9Although my knowledge of Borges was limited, I had been in Argentina long enough to do a bit of reading of the country’s most important writer. This revelation regarding his sexuality came to me more as a confirmation than a revelation, for as I read Borges’s work and biography I was always struck by what I would describe inelegantly as a “queer” vibe from his life and texts. Beyond the stereotypes of the gay man that he represented (the momma’s boy, unmarried until very late in life), I had a sense of recognition of what might be described as a queer aesthetic in his work—the literary equivalent of cruising down a city street and exchanging a knowing glance with another gay man. In addition, my friends in Argentina all pointed me to Borges’s essay “Our Impossibilities,” in which Borges laments the feeling of superiority that anal sex engenders in the active partner and how, among his countrymen, this relationship is seen as a form of domination.

10He did recall however that he held his breath in fear the entire afternoon after the first time they made love and that he tried to write a poem that night. The central idea of the poem was that the force of their newfound passion reversed the flow of the River Plate and flooded its delta.

11To be frank I hoped that what he said was true. I also immediately understood the abuse I risked if I, as he already requested, repeated this revelation or story. Friends in Argentina, with whom I have since spoken about this encounter, have counseled me not to fulfill this Borges’s wish. They said that I risked being expelled from the country and becoming the target of hatred should I suggest that Borges had had a sexual relationship with Bioy Casares, or, as they almost all said, “say what everyone suspected of Borges (but not of Casares) yet couldn’t or wouldn’t admit.”

12I asked about proof. He assured me that my effort to find proof of what he said would prove futile. His word and my words would have to suffice.

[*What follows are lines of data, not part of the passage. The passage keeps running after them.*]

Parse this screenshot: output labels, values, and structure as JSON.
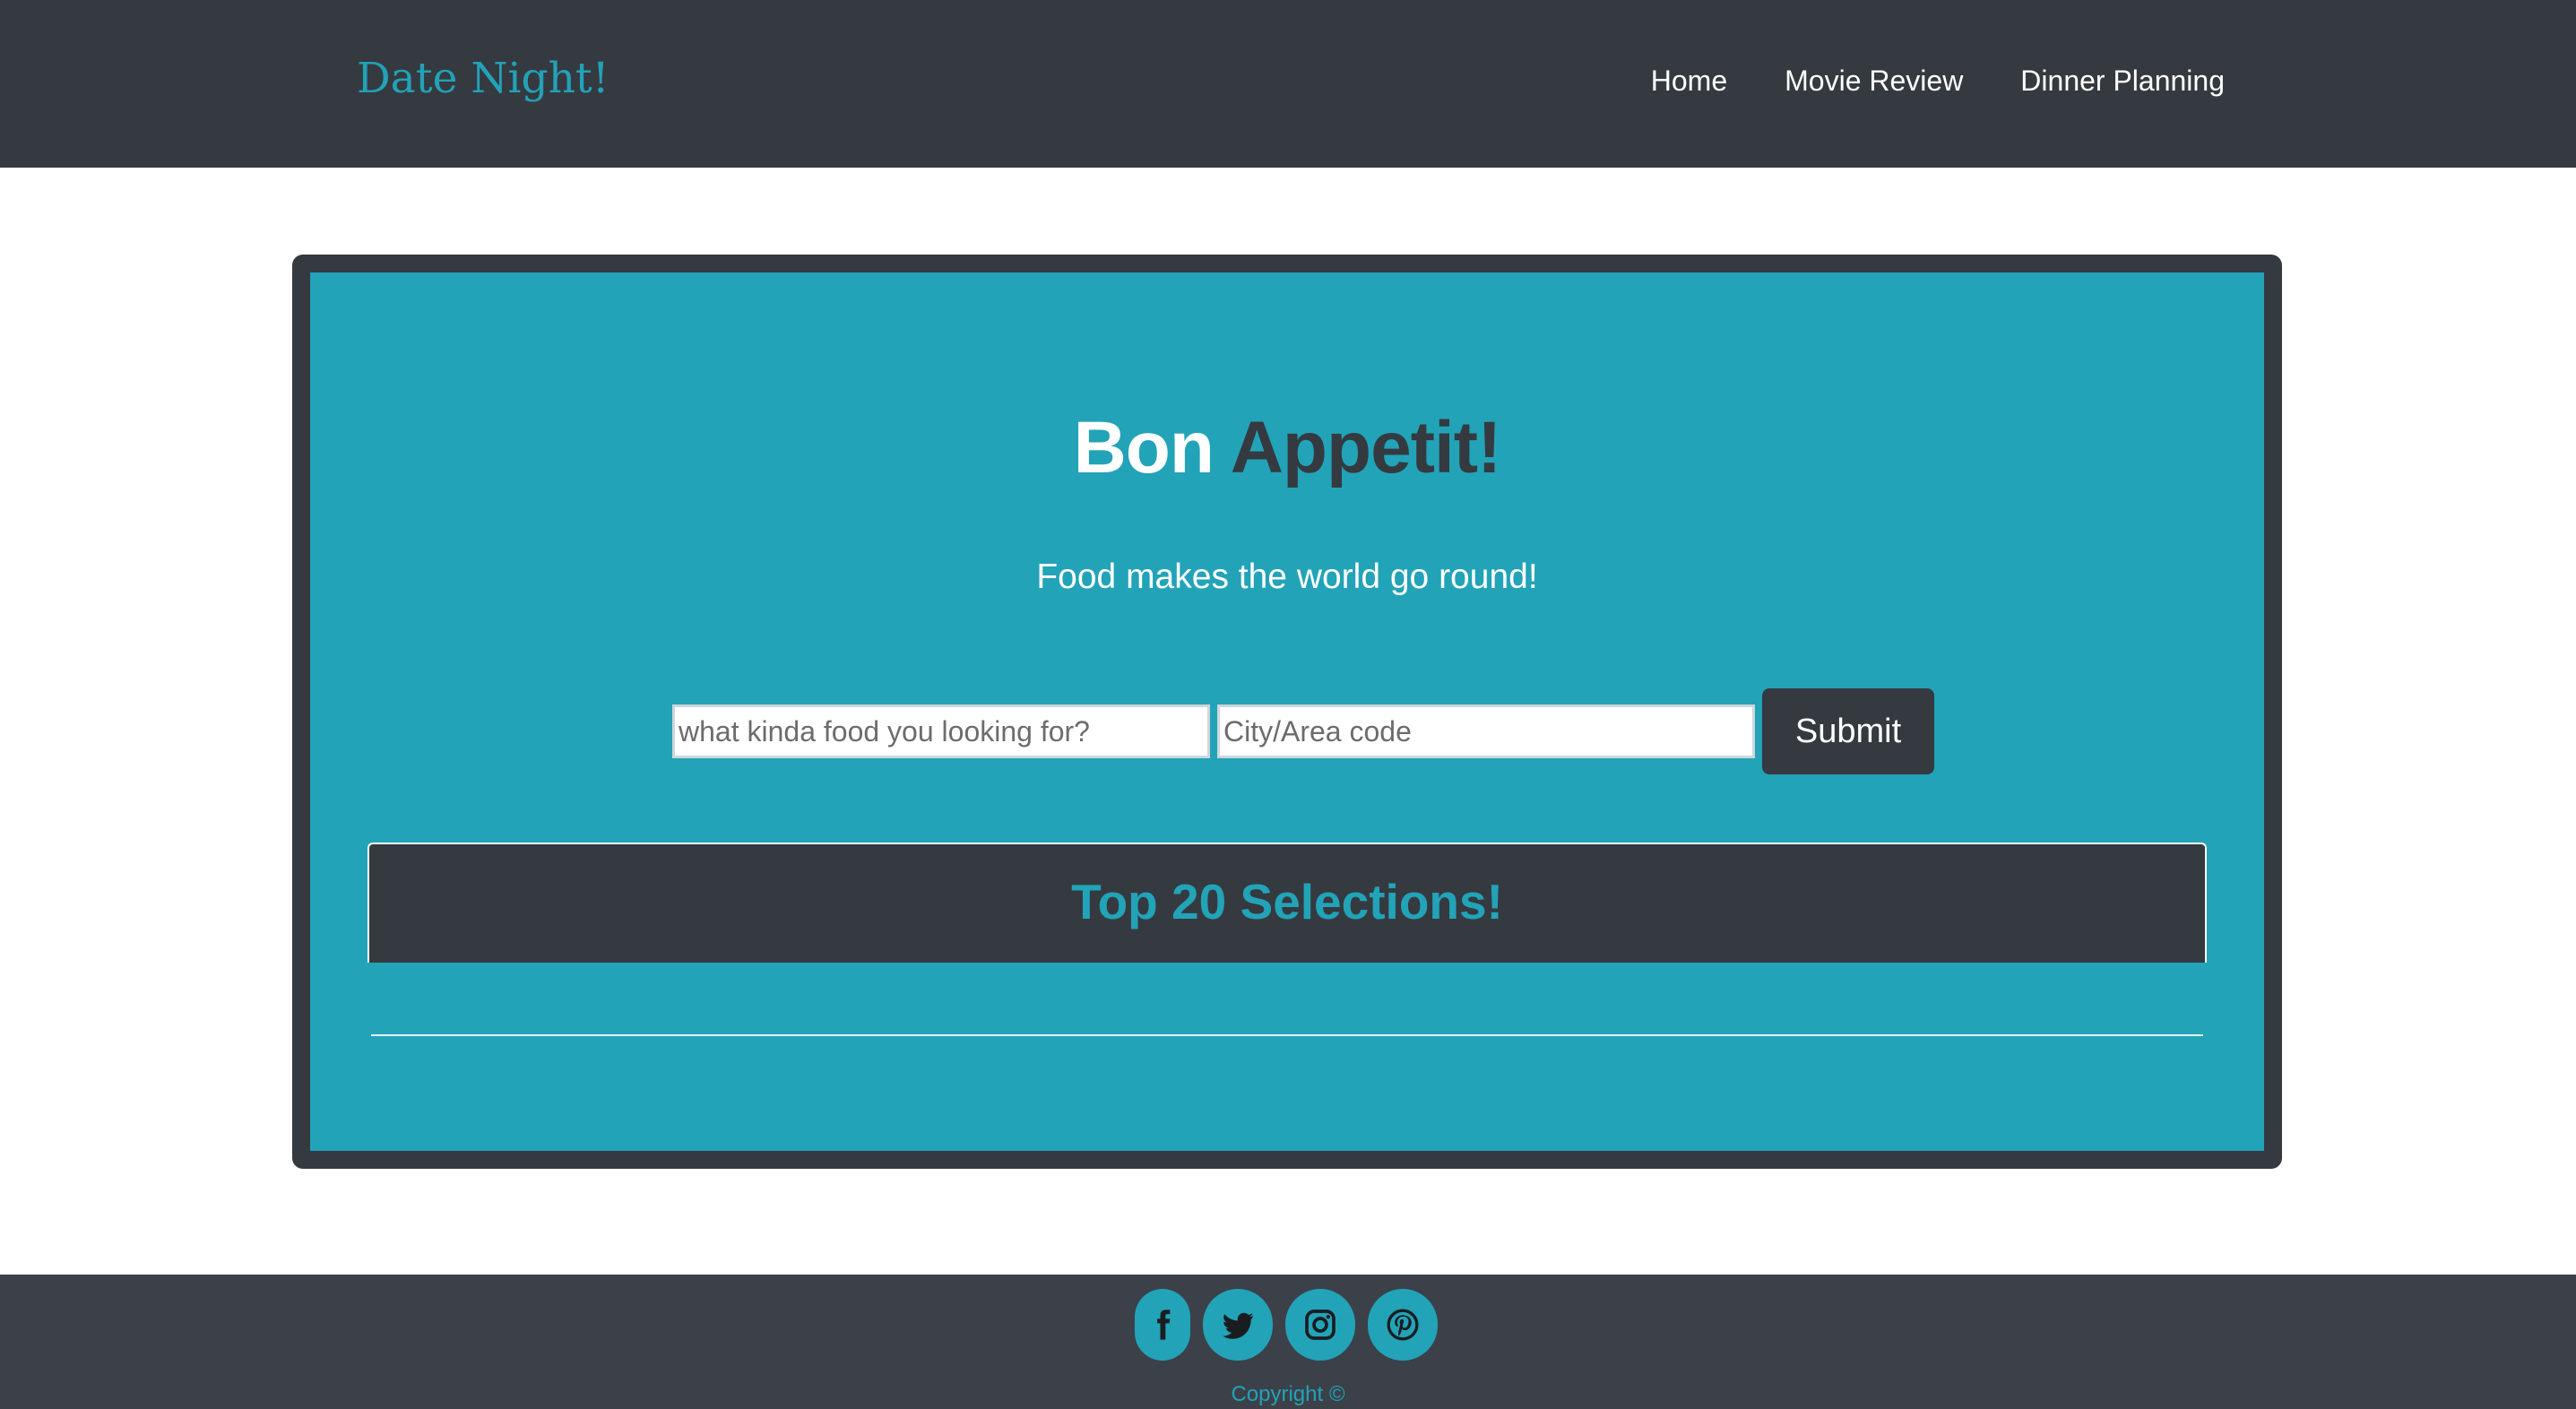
{
  "navbar": {
    "brand": "Date Night!",
    "links": [
      {
        "label": "Home"
      },
      {
        "label": "Movie Review"
      },
      {
        "label": "Dinner Planning"
      }
    ]
  },
  "hero": {
    "heading_part1": "Bon",
    "heading_part2": "Appetit!",
    "tagline": "Food makes the world go round!"
  },
  "search": {
    "food_placeholder": "what kinda food you looking for?",
    "food_value": "",
    "location_placeholder": "City/Area code",
    "location_value": "",
    "submit_label": "Submit"
  },
  "results": {
    "title": "Top 20 Selections!"
  },
  "footer": {
    "social_icons": [
      "facebook-icon",
      "twitter-icon",
      "instagram-icon",
      "pinterest-icon"
    ],
    "copyright": "Copyright ©"
  },
  "colors": {
    "accent": "#22a3b8",
    "dark": "#343a40",
    "footer_bg": "#3c4048",
    "white": "#ffffff"
  }
}
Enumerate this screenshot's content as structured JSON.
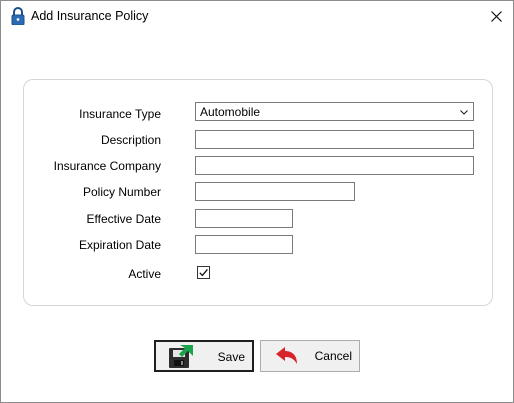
{
  "window": {
    "title": "Add Insurance Policy",
    "title_icon": "padlock-icon",
    "close_icon": "close-icon"
  },
  "form": {
    "insurance_type": {
      "label": "Insurance Type",
      "value": "Automobile"
    },
    "description": {
      "label": "Description",
      "value": ""
    },
    "insurance_company": {
      "label": "Insurance Company",
      "value": ""
    },
    "policy_number": {
      "label": "Policy Number",
      "value": ""
    },
    "effective_date": {
      "label": "Effective Date",
      "value": ""
    },
    "expiration_date": {
      "label": "Expiration Date",
      "value": ""
    },
    "active": {
      "label": "Active",
      "checked": true
    }
  },
  "buttons": {
    "save": {
      "label": "Save",
      "icon": "floppy-disk-icon"
    },
    "cancel": {
      "label": "Cancel",
      "icon": "undo-arrow-icon"
    }
  },
  "colors": {
    "accent_green": "#1aa34a",
    "cancel_red": "#d8232a",
    "save_dark": "#333333"
  }
}
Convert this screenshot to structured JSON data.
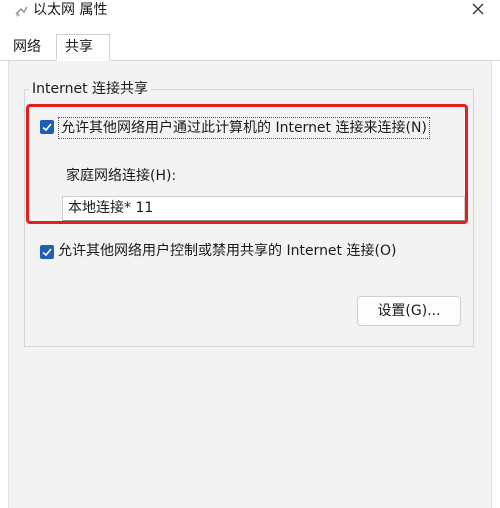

He said that his own efforts, along with those of editors and censors, the ashes of burned papers, the torn scraps of destroyed letters and appointment books, prevented confirmation of their times together. And he said “In Whitman’s case the memory of courageous ecstasy from cool windswept nights on the Long Island seashore was later warmed by the flames of burning letters and journals on a hearth in Camden, New Jersey.”

13He also said that he saw the Internet as the final realization of his imagined infinite library and that, were he still at work creating fiction, he would write stories about consciousness lost in the “web.” He emphasized the word “web” and noted with joy that the word web is used to describe the Internet. He lamented that the word “red” for network in Spanish did not carry as much significance.

14Beyond the obvious difficulties I faced in how to tell this story, I also weighed the legal implication of telling it. Would I be sued for defamation by Borges’s widow or Casares’s descendants?